Ryan Haddad, University of Maryland

The Biden administration hopes the threat of harsh sanctions from a united West will deter Putin from invading Ukraine. But Russia has a long history of using energy to divide the US and Europe.

Ukraine: the history behind Russia’s claim that Nato promised not to expand to the east

Gavin E L Hall, University of Strathclyde

Russia insists that there was an agreement not to expand Nato eastwards after the end of the USSR. History begs to differ.

COVID: how anti-vaccine influencers exploit mothers

Stephanie Alice Baker, City, University of London; Michael James Walsh, University of Canberra

Anti-vaccination Instagram posts deliberately depict mothers in a certain way to drive up rates of vaccine hesitancy.
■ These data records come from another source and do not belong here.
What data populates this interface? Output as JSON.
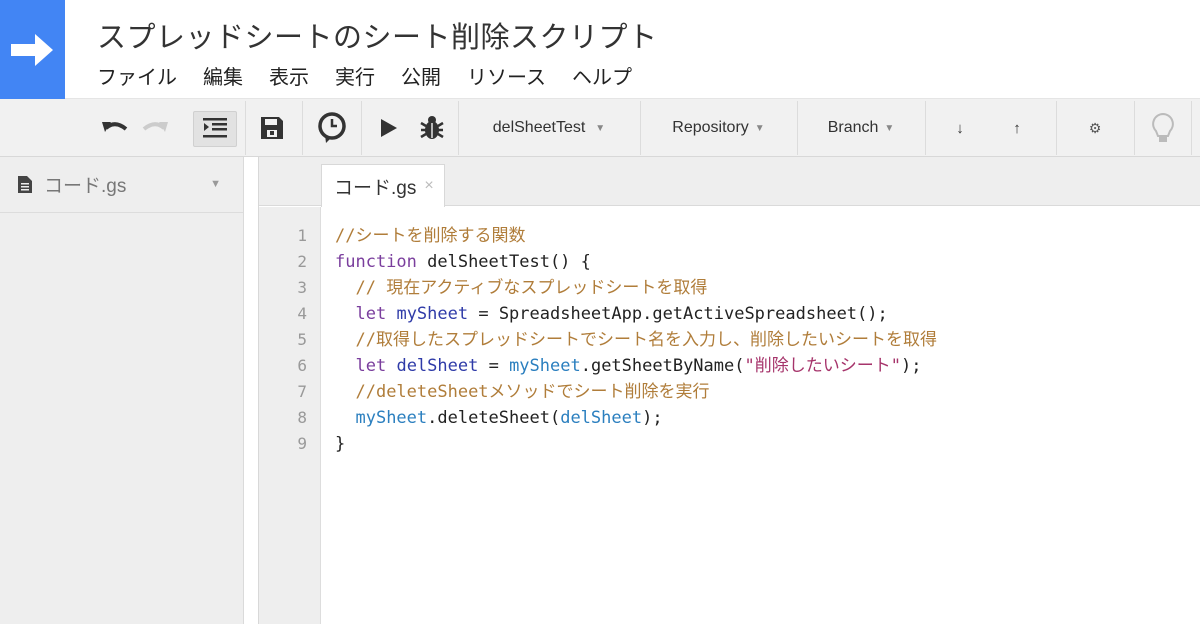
{
  "app": {
    "title": "スプレッドシートのシート削除スクリプト",
    "brand_color": "#4285f4",
    "logo_icon": "arrow-right-icon"
  },
  "menu": [
    {
      "label": "ファイル"
    },
    {
      "label": "編集"
    },
    {
      "label": "表示"
    },
    {
      "label": "実行"
    },
    {
      "label": "公開"
    },
    {
      "label": "リソース"
    },
    {
      "label": "ヘルプ"
    }
  ],
  "toolbar": {
    "undo_icon": "undo-icon",
    "redo_icon": "redo-icon",
    "indent_icon": "indent-icon",
    "save_icon": "save-icon",
    "triggers_icon": "clock-icon",
    "run_icon": "play-icon",
    "debug_icon": "bug-icon",
    "function_select": "delSheetTest",
    "repository_label": "Repository",
    "branch_label": "Branch",
    "pull_icon": "↓",
    "push_icon": "↑",
    "settings_icon": "⚙",
    "hint_icon": "lightbulb-icon"
  },
  "sidebar": {
    "files": [
      {
        "name": "コード.gs",
        "icon": "file-icon"
      }
    ]
  },
  "editor": {
    "tabs": [
      {
        "label": "コード.gs",
        "close": "×"
      }
    ],
    "line_numbers": [
      "1",
      "2",
      "3",
      "4",
      "5",
      "6",
      "7",
      "8",
      "9"
    ],
    "lines": [
      [
        {
          "t": "//シートを削除する関数",
          "c": "cm-comment"
        }
      ],
      [
        {
          "t": "function",
          "c": "cm-keyword"
        },
        {
          "t": " delSheetTest() {",
          "c": "cm-plain"
        }
      ],
      [
        {
          "t": "  ",
          "c": "cm-plain"
        },
        {
          "t": "// 現在アクティブなスプレッドシートを取得",
          "c": "cm-comment"
        }
      ],
      [
        {
          "t": "  ",
          "c": "cm-plain"
        },
        {
          "t": "let",
          "c": "cm-keyword"
        },
        {
          "t": " ",
          "c": "cm-plain"
        },
        {
          "t": "mySheet",
          "c": "cm-def"
        },
        {
          "t": " = SpreadsheetApp.getActiveSpreadsheet();",
          "c": "cm-plain"
        }
      ],
      [
        {
          "t": "  ",
          "c": "cm-plain"
        },
        {
          "t": "//取得したスプレッドシートでシート名を入力し、削除したいシートを取得",
          "c": "cm-comment"
        }
      ],
      [
        {
          "t": "  ",
          "c": "cm-plain"
        },
        {
          "t": "let",
          "c": "cm-keyword"
        },
        {
          "t": " ",
          "c": "cm-plain"
        },
        {
          "t": "delSheet",
          "c": "cm-def"
        },
        {
          "t": " = ",
          "c": "cm-plain"
        },
        {
          "t": "mySheet",
          "c": "cm-var"
        },
        {
          "t": ".getSheetByName(",
          "c": "cm-plain"
        },
        {
          "t": "\"削除したいシート\"",
          "c": "cm-string"
        },
        {
          "t": ");",
          "c": "cm-plain"
        }
      ],
      [
        {
          "t": "  ",
          "c": "cm-plain"
        },
        {
          "t": "//deleteSheetメソッドでシート削除を実行",
          "c": "cm-comment"
        }
      ],
      [
        {
          "t": "  ",
          "c": "cm-plain"
        },
        {
          "t": "mySheet",
          "c": "cm-var"
        },
        {
          "t": ".deleteSheet(",
          "c": "cm-plain"
        },
        {
          "t": "delSheet",
          "c": "cm-var"
        },
        {
          "t": ");",
          "c": "cm-plain"
        }
      ],
      [
        {
          "t": "}",
          "c": "cm-plain"
        }
      ]
    ]
  }
}
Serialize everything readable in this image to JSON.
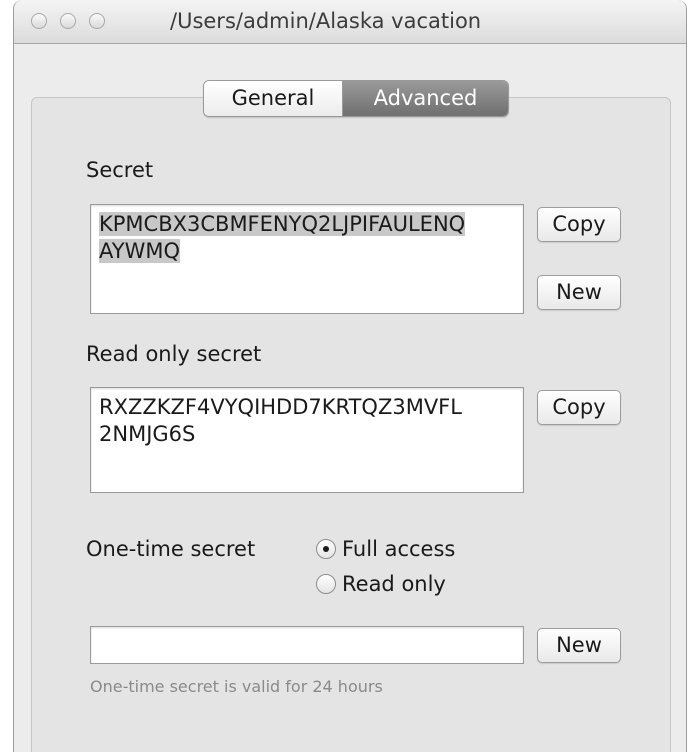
{
  "window": {
    "title": "/Users/admin/Alaska vacation"
  },
  "tabs": [
    {
      "label": "General",
      "selected": false
    },
    {
      "label": "Advanced",
      "selected": true
    }
  ],
  "secret": {
    "label": "Secret",
    "value_lines": [
      "KPMCBX3CBMFENYQ2LJPIFAULENQ",
      "AYWMQ"
    ],
    "copy_label": "Copy",
    "new_label": "New"
  },
  "read_only_secret": {
    "label": "Read only secret",
    "value_lines": [
      "RXZZKZF4VYQIHDD7KRTQZ3MVFL",
      "2NMJG6S"
    ],
    "copy_label": "Copy"
  },
  "one_time": {
    "label": "One-time secret",
    "options": [
      {
        "label": "Full access",
        "selected": true
      },
      {
        "label": "Read only",
        "selected": false
      }
    ],
    "input_value": "",
    "new_label": "New",
    "hint": "One-time secret is valid for 24 hours"
  }
}
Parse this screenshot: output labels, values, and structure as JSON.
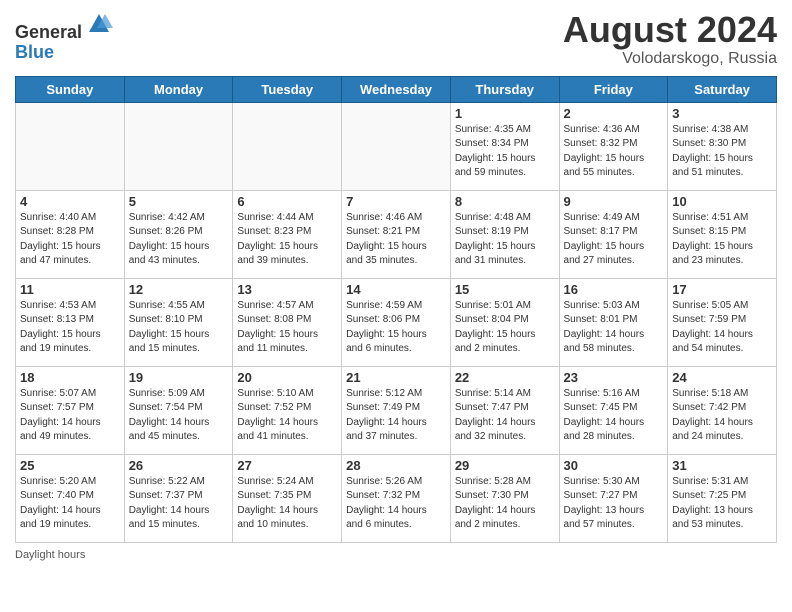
{
  "header": {
    "logo_general": "General",
    "logo_blue": "Blue",
    "month_title": "August 2024",
    "location": "Volodarskogo, Russia"
  },
  "footer": {
    "daylight_label": "Daylight hours"
  },
  "weekdays": [
    "Sunday",
    "Monday",
    "Tuesday",
    "Wednesday",
    "Thursday",
    "Friday",
    "Saturday"
  ],
  "weeks": [
    [
      {
        "day": "",
        "info": ""
      },
      {
        "day": "",
        "info": ""
      },
      {
        "day": "",
        "info": ""
      },
      {
        "day": "",
        "info": ""
      },
      {
        "day": "1",
        "info": "Sunrise: 4:35 AM\nSunset: 8:34 PM\nDaylight: 15 hours\nand 59 minutes."
      },
      {
        "day": "2",
        "info": "Sunrise: 4:36 AM\nSunset: 8:32 PM\nDaylight: 15 hours\nand 55 minutes."
      },
      {
        "day": "3",
        "info": "Sunrise: 4:38 AM\nSunset: 8:30 PM\nDaylight: 15 hours\nand 51 minutes."
      }
    ],
    [
      {
        "day": "4",
        "info": "Sunrise: 4:40 AM\nSunset: 8:28 PM\nDaylight: 15 hours\nand 47 minutes."
      },
      {
        "day": "5",
        "info": "Sunrise: 4:42 AM\nSunset: 8:26 PM\nDaylight: 15 hours\nand 43 minutes."
      },
      {
        "day": "6",
        "info": "Sunrise: 4:44 AM\nSunset: 8:23 PM\nDaylight: 15 hours\nand 39 minutes."
      },
      {
        "day": "7",
        "info": "Sunrise: 4:46 AM\nSunset: 8:21 PM\nDaylight: 15 hours\nand 35 minutes."
      },
      {
        "day": "8",
        "info": "Sunrise: 4:48 AM\nSunset: 8:19 PM\nDaylight: 15 hours\nand 31 minutes."
      },
      {
        "day": "9",
        "info": "Sunrise: 4:49 AM\nSunset: 8:17 PM\nDaylight: 15 hours\nand 27 minutes."
      },
      {
        "day": "10",
        "info": "Sunrise: 4:51 AM\nSunset: 8:15 PM\nDaylight: 15 hours\nand 23 minutes."
      }
    ],
    [
      {
        "day": "11",
        "info": "Sunrise: 4:53 AM\nSunset: 8:13 PM\nDaylight: 15 hours\nand 19 minutes."
      },
      {
        "day": "12",
        "info": "Sunrise: 4:55 AM\nSunset: 8:10 PM\nDaylight: 15 hours\nand 15 minutes."
      },
      {
        "day": "13",
        "info": "Sunrise: 4:57 AM\nSunset: 8:08 PM\nDaylight: 15 hours\nand 11 minutes."
      },
      {
        "day": "14",
        "info": "Sunrise: 4:59 AM\nSunset: 8:06 PM\nDaylight: 15 hours\nand 6 minutes."
      },
      {
        "day": "15",
        "info": "Sunrise: 5:01 AM\nSunset: 8:04 PM\nDaylight: 15 hours\nand 2 minutes."
      },
      {
        "day": "16",
        "info": "Sunrise: 5:03 AM\nSunset: 8:01 PM\nDaylight: 14 hours\nand 58 minutes."
      },
      {
        "day": "17",
        "info": "Sunrise: 5:05 AM\nSunset: 7:59 PM\nDaylight: 14 hours\nand 54 minutes."
      }
    ],
    [
      {
        "day": "18",
        "info": "Sunrise: 5:07 AM\nSunset: 7:57 PM\nDaylight: 14 hours\nand 49 minutes."
      },
      {
        "day": "19",
        "info": "Sunrise: 5:09 AM\nSunset: 7:54 PM\nDaylight: 14 hours\nand 45 minutes."
      },
      {
        "day": "20",
        "info": "Sunrise: 5:10 AM\nSunset: 7:52 PM\nDaylight: 14 hours\nand 41 minutes."
      },
      {
        "day": "21",
        "info": "Sunrise: 5:12 AM\nSunset: 7:49 PM\nDaylight: 14 hours\nand 37 minutes."
      },
      {
        "day": "22",
        "info": "Sunrise: 5:14 AM\nSunset: 7:47 PM\nDaylight: 14 hours\nand 32 minutes."
      },
      {
        "day": "23",
        "info": "Sunrise: 5:16 AM\nSunset: 7:45 PM\nDaylight: 14 hours\nand 28 minutes."
      },
      {
        "day": "24",
        "info": "Sunrise: 5:18 AM\nSunset: 7:42 PM\nDaylight: 14 hours\nand 24 minutes."
      }
    ],
    [
      {
        "day": "25",
        "info": "Sunrise: 5:20 AM\nSunset: 7:40 PM\nDaylight: 14 hours\nand 19 minutes."
      },
      {
        "day": "26",
        "info": "Sunrise: 5:22 AM\nSunset: 7:37 PM\nDaylight: 14 hours\nand 15 minutes."
      },
      {
        "day": "27",
        "info": "Sunrise: 5:24 AM\nSunset: 7:35 PM\nDaylight: 14 hours\nand 10 minutes."
      },
      {
        "day": "28",
        "info": "Sunrise: 5:26 AM\nSunset: 7:32 PM\nDaylight: 14 hours\nand 6 minutes."
      },
      {
        "day": "29",
        "info": "Sunrise: 5:28 AM\nSunset: 7:30 PM\nDaylight: 14 hours\nand 2 minutes."
      },
      {
        "day": "30",
        "info": "Sunrise: 5:30 AM\nSunset: 7:27 PM\nDaylight: 13 hours\nand 57 minutes."
      },
      {
        "day": "31",
        "info": "Sunrise: 5:31 AM\nSunset: 7:25 PM\nDaylight: 13 hours\nand 53 minutes."
      }
    ]
  ]
}
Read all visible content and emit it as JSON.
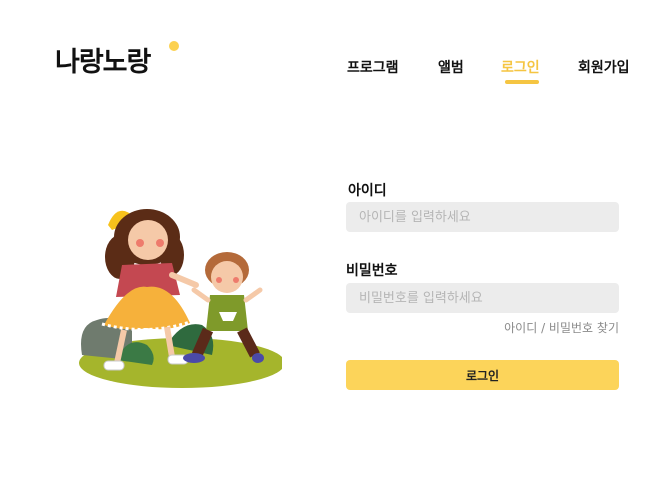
{
  "brand": {
    "logo_text": "나랑노랑"
  },
  "nav": {
    "items": [
      {
        "label": "프로그램"
      },
      {
        "label": "앨범"
      },
      {
        "label": "로그인",
        "active": true
      },
      {
        "label": "회원가입"
      }
    ]
  },
  "login_form": {
    "id_label": "아이디",
    "id_placeholder": "아이디를 입력하세요",
    "password_label": "비밀번호",
    "password_placeholder": "비밀번호를 입력하세요",
    "find_link": "아이디 / 비밀번호 찾기",
    "submit_label": "로그인"
  },
  "colors": {
    "accent": "#f5c542",
    "button_bg": "#fcd45a",
    "input_bg": "#ececec"
  }
}
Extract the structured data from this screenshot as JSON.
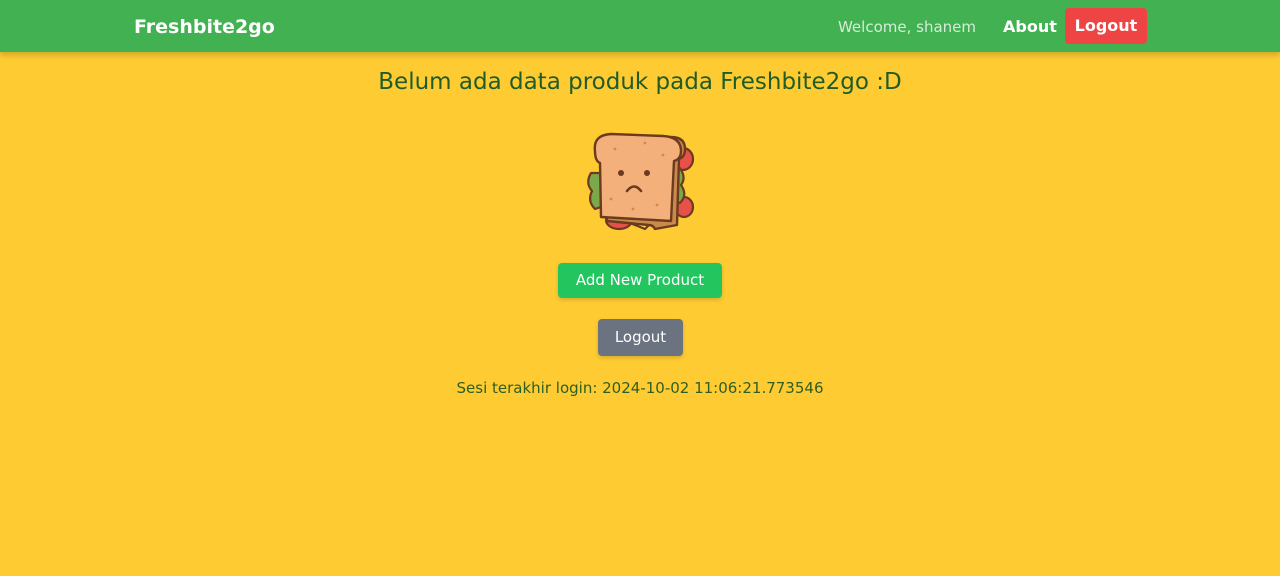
{
  "navbar": {
    "brand": "Freshbite2go",
    "welcome_text": "Welcome, shanem",
    "about_label": "About",
    "logout_label": "Logout"
  },
  "main": {
    "empty_message": "Belum ada data produk pada Freshbite2go :D",
    "illustration_icon": "sad-sandwich-icon",
    "add_product_label": "Add New Product",
    "logout_label": "Logout",
    "last_login_text": "Sesi terakhir login: 2024-10-02 11:06:21.773546"
  },
  "colors": {
    "background": "#fecb32",
    "navbar": "#41b152",
    "nav_logout": "#ef4444",
    "add_button": "#22c55e",
    "logout_button": "#6b7280",
    "heading_text": "#1f5c27"
  }
}
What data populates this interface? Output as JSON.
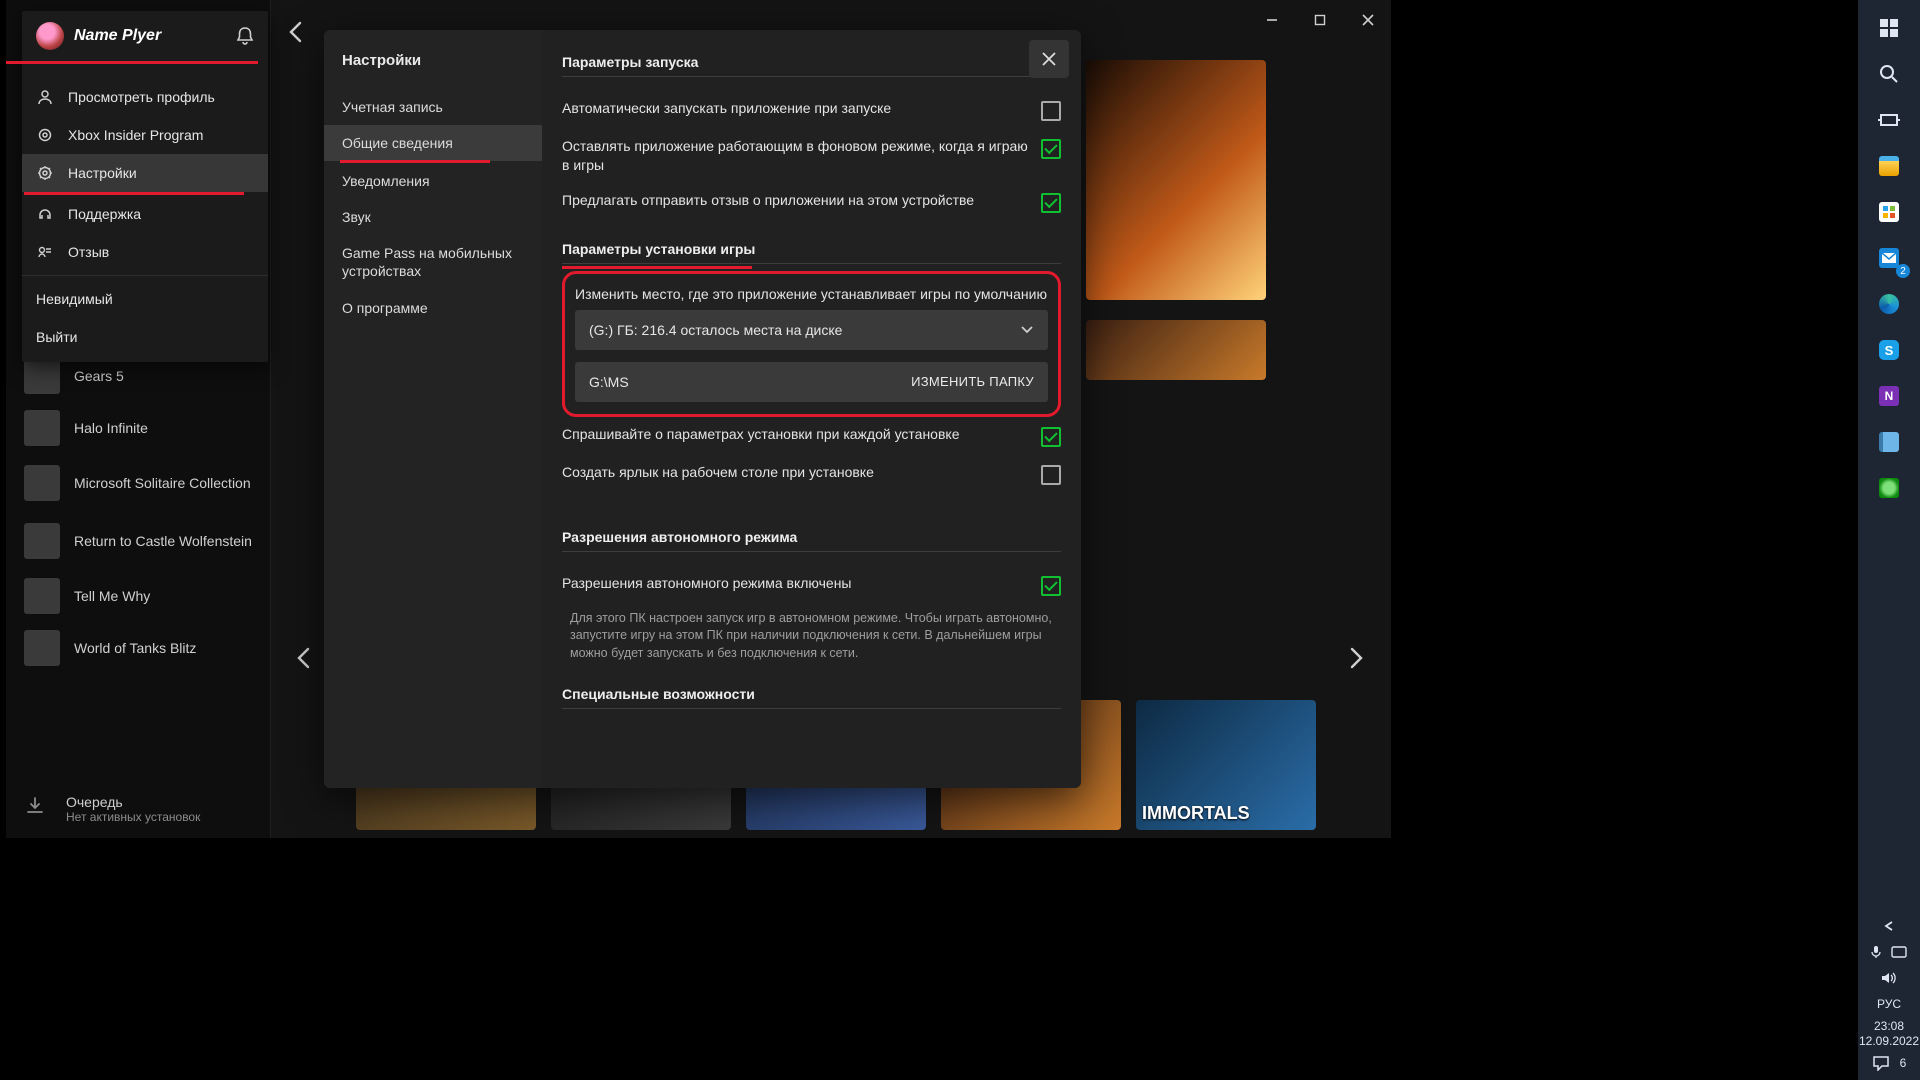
{
  "player": {
    "name": "Name Plyer"
  },
  "profile_menu": {
    "items": [
      {
        "icon": "person-icon",
        "label": "Просмотреть профиль"
      },
      {
        "icon": "ring-icon",
        "label": "Xbox Insider Program"
      },
      {
        "icon": "gear-icon",
        "label": "Настройки",
        "selected": true
      },
      {
        "icon": "headset-icon",
        "label": "Поддержка"
      },
      {
        "icon": "feedback-icon",
        "label": "Отзыв"
      }
    ],
    "status": "Невидимый",
    "signout": "Выйти"
  },
  "sidebar_games": [
    "Gears 5",
    "Halo Infinite",
    "Microsoft Solitaire Collection",
    "Return to Castle Wolfenstein",
    "Tell Me Why",
    "World of Tanks Blitz"
  ],
  "queue": {
    "title": "Очередь",
    "subtitle": "Нет активных установок"
  },
  "modal": {
    "title": "Настройки",
    "tabs": [
      "Учетная запись",
      "Общие сведения",
      "Уведомления",
      "Звук",
      "Game Pass на мобильных устройствах",
      "О программе"
    ],
    "selected_tab": 1,
    "sections": {
      "launch": {
        "title": "Параметры запуска",
        "opts": [
          {
            "label": "Автоматически запускать приложение при запуске",
            "checked": false
          },
          {
            "label": "Оставлять приложение работающим в фоновом режиме, когда я играю в игры",
            "checked": true
          },
          {
            "label": "Предлагать отправить отзыв о приложении на этом устройстве",
            "checked": true
          }
        ]
      },
      "install": {
        "title": "Параметры установки игры",
        "change_loc_label": "Изменить место, где это приложение устанавливает игры по умолчанию",
        "drive_display": "(G:) ГБ: 216.4 осталось места на диске",
        "path": "G:\\MS",
        "change_folder_btn": "ИЗМЕНИТЬ ПАПКУ",
        "opts": [
          {
            "label": "Спрашивайте о параметрах установки при каждой установке",
            "checked": true
          },
          {
            "label": "Создать ярлык на рабочем столе при установке",
            "checked": false
          }
        ]
      },
      "offline": {
        "title": "Разрешения автономного режима",
        "opt": {
          "label": "Разрешения автономного режима включены",
          "checked": true
        },
        "note": "Для этого ПК настроен запуск игр в автономном режиме. Чтобы играть автономно, запустите игру на этом ПК при наличии подключения к сети. В дальнейшем игры можно будет запускать и без подключения к сети."
      },
      "access": {
        "title": "Специальные возможности"
      }
    }
  },
  "carousel": {
    "immortals": "IMMORTALS"
  },
  "taskbar": {
    "lang": "РУС",
    "time": "23:08",
    "date": "12.09.2022",
    "mail_badge": "2",
    "note_badge": "",
    "action_badge": "6"
  }
}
Two reasons behind the dwindling roles of Indonesia’s two largest Muslim organisations in urban communities

Hamzah Fansuri, University of Heidelberg

My ongoing research has shown the influences of the two institutions are dwindling, especially in urban settings.

Canada should be preparing for the end of American democracy

Robert Danisch, University of Waterloo

With the apparent slide towards authoritarianism in the U.S., Canada must be ready and able to defend and champion our democracy.

Dismantling ‘freedom convoy’ must be coupled with education on the dangers of extremism

Kawser Ahmed, University of Winnipeg

Both faith and civil society groups have a role to play in speaking against polarization and the risk of violence, since these organizations enjoy bipartisan support.

Ultra-processed foods: global analysis shows they aren’t well sign-posted

Jennifer Lacy-Nichols, The University of Melbourne; Priscila Machado, Deakin University

Dietary guidelines can do a better job clarifying the differences between beneficial and harmful forms of processing.